» **Brief**:
Filter out all lines without the word "content" from the data below, please, and copy the rest.

━━ Source records

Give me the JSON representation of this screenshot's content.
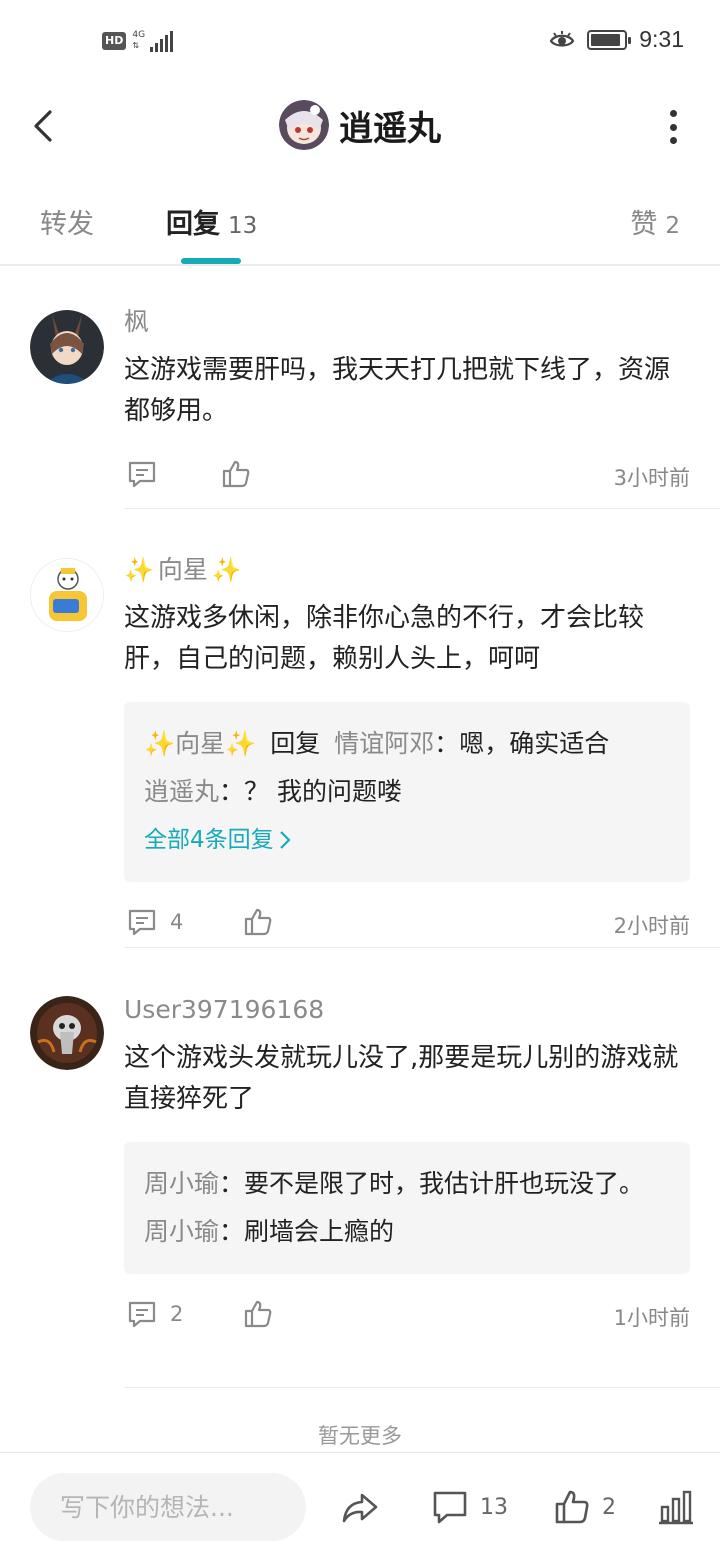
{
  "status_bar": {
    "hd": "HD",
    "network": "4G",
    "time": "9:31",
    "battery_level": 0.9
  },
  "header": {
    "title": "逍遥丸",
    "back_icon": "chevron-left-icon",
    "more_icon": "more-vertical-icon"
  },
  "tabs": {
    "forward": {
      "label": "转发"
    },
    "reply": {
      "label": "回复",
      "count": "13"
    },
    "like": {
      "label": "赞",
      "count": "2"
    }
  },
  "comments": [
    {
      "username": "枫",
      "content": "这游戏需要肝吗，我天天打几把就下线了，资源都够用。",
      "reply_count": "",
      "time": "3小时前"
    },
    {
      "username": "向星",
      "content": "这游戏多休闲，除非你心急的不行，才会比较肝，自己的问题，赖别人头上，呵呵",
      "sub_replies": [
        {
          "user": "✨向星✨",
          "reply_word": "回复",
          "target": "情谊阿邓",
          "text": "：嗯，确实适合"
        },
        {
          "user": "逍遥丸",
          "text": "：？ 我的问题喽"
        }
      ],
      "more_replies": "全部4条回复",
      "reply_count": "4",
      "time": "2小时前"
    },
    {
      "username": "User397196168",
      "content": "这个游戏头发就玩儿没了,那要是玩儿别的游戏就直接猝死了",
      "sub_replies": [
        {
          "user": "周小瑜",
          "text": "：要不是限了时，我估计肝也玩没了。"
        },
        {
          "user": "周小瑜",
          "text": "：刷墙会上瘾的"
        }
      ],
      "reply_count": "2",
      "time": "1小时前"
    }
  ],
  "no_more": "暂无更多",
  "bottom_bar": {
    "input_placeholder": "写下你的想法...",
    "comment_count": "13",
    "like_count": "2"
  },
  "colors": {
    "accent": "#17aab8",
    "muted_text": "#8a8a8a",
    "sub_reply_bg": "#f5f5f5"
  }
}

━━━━
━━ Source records

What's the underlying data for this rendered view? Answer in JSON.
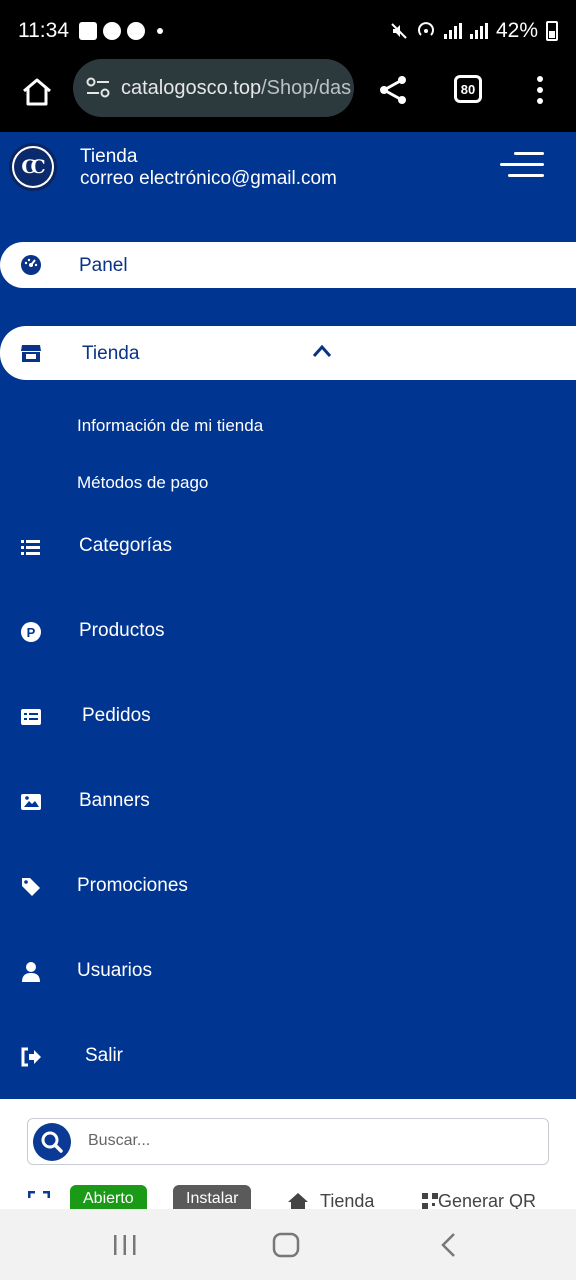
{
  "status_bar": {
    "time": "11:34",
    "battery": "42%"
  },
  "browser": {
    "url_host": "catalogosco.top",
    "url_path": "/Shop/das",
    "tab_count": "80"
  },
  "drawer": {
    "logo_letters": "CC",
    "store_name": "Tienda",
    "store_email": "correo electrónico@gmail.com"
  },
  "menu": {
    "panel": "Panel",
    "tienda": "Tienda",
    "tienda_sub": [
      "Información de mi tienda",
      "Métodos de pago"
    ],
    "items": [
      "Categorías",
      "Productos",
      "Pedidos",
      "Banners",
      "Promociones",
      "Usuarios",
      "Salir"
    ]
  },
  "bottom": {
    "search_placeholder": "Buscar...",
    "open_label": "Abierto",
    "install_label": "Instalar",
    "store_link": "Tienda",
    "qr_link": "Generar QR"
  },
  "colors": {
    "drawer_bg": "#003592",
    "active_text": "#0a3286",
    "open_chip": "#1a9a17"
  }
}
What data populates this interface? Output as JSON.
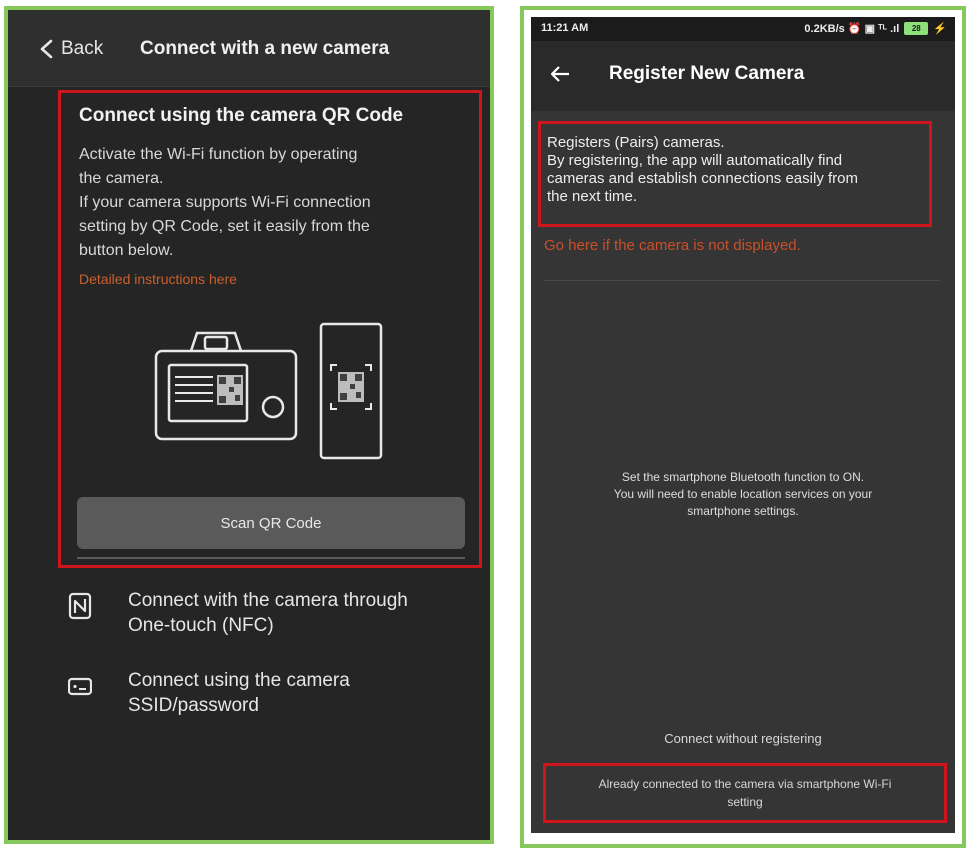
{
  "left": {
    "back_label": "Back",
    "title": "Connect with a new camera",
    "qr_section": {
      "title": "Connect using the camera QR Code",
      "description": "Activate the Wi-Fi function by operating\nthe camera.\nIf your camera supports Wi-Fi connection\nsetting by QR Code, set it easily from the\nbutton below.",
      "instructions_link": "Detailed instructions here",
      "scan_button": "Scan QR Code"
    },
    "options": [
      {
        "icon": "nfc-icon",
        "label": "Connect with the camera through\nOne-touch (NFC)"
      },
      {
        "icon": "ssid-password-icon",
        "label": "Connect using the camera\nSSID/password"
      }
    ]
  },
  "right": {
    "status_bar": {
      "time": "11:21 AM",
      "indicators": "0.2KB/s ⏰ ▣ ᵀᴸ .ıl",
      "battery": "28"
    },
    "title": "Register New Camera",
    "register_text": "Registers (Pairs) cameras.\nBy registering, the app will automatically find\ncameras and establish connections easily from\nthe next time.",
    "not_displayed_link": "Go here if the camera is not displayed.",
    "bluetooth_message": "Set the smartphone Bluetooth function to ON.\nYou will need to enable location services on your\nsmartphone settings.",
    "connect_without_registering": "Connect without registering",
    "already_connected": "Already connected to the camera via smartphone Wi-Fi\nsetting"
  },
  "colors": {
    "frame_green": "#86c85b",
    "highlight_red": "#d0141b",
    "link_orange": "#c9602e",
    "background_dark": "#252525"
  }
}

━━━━
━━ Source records

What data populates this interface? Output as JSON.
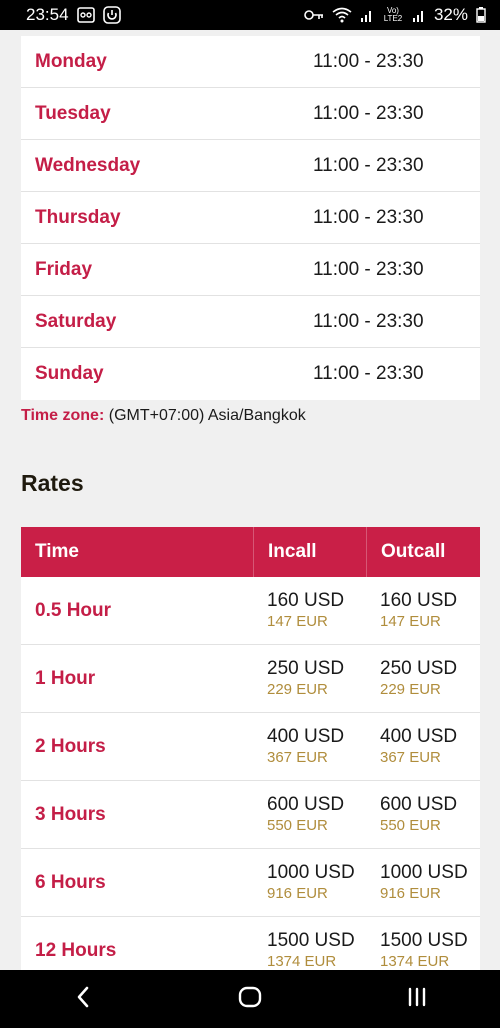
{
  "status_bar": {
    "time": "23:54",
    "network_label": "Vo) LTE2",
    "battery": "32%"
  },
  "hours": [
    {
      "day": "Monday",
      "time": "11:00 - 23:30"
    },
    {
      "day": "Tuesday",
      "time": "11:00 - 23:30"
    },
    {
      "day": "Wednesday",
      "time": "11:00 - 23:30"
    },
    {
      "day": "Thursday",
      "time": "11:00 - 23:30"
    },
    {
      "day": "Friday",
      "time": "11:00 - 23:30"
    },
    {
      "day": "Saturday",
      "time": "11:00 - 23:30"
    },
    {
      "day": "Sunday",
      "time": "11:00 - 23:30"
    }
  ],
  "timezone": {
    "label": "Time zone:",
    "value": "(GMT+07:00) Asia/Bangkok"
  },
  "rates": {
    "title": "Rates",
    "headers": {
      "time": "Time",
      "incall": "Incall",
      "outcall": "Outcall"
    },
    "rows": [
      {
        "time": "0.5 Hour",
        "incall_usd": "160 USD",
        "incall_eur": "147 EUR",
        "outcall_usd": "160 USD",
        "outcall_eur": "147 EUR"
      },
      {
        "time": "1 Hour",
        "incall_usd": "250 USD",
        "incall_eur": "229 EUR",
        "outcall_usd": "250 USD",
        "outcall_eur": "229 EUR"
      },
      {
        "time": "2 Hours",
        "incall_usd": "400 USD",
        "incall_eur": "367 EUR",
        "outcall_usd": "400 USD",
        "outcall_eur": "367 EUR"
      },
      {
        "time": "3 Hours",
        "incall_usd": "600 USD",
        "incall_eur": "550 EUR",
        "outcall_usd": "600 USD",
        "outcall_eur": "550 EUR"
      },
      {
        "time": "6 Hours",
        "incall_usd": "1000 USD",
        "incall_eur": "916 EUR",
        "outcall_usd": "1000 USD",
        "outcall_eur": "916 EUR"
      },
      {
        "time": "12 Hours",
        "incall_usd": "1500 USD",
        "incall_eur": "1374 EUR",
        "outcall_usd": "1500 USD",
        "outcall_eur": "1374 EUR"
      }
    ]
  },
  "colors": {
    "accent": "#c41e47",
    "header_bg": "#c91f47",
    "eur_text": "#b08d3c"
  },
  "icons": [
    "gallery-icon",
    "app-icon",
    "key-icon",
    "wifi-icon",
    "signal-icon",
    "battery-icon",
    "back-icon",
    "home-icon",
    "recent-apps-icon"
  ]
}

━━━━

» **Result below**:
Give me the JSON representation of this screenshot's content.
      "content": "这游戏需要肝吗，我天天打几把就下线了，资源都够用。",
      "content": "这游戏多休闲，除非你心急的不行，才会比较肝，自己的问题，赖别人头上，呵呵",
      "content": "这个游戏头发就玩儿没了,那要是玩儿别的游戏就直接猝死了",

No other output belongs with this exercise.